Start of INFORMATION SHOWN

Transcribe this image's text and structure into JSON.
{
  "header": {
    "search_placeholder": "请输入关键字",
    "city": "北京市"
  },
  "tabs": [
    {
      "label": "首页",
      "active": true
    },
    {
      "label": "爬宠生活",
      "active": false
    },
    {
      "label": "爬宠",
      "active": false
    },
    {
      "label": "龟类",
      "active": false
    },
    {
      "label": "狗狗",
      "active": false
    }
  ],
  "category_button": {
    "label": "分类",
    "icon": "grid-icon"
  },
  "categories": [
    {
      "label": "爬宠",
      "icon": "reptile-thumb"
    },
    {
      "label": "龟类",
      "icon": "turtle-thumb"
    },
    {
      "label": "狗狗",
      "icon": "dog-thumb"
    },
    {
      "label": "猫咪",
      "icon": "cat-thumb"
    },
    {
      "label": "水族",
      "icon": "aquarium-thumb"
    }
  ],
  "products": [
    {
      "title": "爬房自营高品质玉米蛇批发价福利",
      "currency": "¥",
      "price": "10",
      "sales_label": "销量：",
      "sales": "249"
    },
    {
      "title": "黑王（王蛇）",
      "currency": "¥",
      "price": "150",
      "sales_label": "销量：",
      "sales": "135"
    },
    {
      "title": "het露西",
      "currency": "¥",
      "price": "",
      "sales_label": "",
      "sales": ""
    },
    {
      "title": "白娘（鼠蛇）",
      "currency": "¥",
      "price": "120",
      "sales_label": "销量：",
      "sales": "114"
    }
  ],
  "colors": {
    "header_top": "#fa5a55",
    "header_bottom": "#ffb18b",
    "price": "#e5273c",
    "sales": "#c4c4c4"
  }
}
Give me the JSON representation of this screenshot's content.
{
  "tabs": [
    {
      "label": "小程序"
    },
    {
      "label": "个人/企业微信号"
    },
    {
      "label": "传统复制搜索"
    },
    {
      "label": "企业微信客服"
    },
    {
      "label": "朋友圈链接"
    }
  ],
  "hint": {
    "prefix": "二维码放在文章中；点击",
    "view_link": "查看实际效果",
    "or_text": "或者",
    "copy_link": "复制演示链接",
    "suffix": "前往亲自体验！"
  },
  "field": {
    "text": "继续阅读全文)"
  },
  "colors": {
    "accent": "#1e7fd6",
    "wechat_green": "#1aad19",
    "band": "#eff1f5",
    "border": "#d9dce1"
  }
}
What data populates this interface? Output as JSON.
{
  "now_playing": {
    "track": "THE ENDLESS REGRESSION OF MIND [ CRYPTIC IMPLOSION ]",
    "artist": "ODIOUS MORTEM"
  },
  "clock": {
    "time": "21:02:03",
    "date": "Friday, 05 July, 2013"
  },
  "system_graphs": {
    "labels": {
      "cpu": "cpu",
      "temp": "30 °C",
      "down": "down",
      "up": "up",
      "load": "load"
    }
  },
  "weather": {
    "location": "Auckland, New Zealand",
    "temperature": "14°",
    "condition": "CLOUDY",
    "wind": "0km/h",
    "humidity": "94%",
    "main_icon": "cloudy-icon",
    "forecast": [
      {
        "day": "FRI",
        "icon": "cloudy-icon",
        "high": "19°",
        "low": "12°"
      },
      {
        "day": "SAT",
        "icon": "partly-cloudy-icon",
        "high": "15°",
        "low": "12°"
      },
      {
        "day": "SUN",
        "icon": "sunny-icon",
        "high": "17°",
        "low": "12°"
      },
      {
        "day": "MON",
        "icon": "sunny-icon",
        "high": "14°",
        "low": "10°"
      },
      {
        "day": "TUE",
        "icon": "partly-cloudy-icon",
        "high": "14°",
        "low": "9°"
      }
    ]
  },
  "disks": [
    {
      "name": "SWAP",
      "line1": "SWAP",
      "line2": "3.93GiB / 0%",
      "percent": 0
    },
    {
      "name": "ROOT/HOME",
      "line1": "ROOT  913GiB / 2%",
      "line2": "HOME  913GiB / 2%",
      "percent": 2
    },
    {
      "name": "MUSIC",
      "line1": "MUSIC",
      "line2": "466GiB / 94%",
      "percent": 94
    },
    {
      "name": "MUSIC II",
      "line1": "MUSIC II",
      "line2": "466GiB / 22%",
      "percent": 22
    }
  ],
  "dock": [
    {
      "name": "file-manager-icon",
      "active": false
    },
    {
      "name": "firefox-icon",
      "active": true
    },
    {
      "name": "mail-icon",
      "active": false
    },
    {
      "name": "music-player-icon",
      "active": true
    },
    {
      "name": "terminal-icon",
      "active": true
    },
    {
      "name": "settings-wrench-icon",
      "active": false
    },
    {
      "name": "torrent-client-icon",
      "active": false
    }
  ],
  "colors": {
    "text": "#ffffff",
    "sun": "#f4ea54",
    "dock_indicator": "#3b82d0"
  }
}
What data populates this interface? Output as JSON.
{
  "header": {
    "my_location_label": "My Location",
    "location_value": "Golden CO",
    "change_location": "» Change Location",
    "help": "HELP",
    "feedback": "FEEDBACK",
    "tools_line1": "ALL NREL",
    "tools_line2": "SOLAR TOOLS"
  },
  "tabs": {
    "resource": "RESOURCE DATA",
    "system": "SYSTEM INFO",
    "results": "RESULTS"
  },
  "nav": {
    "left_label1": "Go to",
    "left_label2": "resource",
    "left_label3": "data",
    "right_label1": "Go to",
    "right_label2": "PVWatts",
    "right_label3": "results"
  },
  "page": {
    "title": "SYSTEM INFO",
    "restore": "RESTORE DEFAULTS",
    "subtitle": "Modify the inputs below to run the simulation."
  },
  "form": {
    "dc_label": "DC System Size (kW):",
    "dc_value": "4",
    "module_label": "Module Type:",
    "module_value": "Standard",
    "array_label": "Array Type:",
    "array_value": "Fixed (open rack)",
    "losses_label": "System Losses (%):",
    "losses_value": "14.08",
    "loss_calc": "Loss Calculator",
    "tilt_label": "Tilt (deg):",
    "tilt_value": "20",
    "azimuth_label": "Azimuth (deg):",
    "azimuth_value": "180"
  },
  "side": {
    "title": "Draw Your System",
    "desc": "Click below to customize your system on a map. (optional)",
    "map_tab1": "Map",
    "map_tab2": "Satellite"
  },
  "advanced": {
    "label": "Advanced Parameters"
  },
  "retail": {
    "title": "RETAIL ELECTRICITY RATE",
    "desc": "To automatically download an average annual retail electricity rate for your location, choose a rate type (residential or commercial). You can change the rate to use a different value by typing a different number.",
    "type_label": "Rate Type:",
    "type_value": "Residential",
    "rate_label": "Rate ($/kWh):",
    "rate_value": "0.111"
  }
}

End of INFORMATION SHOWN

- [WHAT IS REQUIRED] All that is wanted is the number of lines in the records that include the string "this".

- [RESULT] 4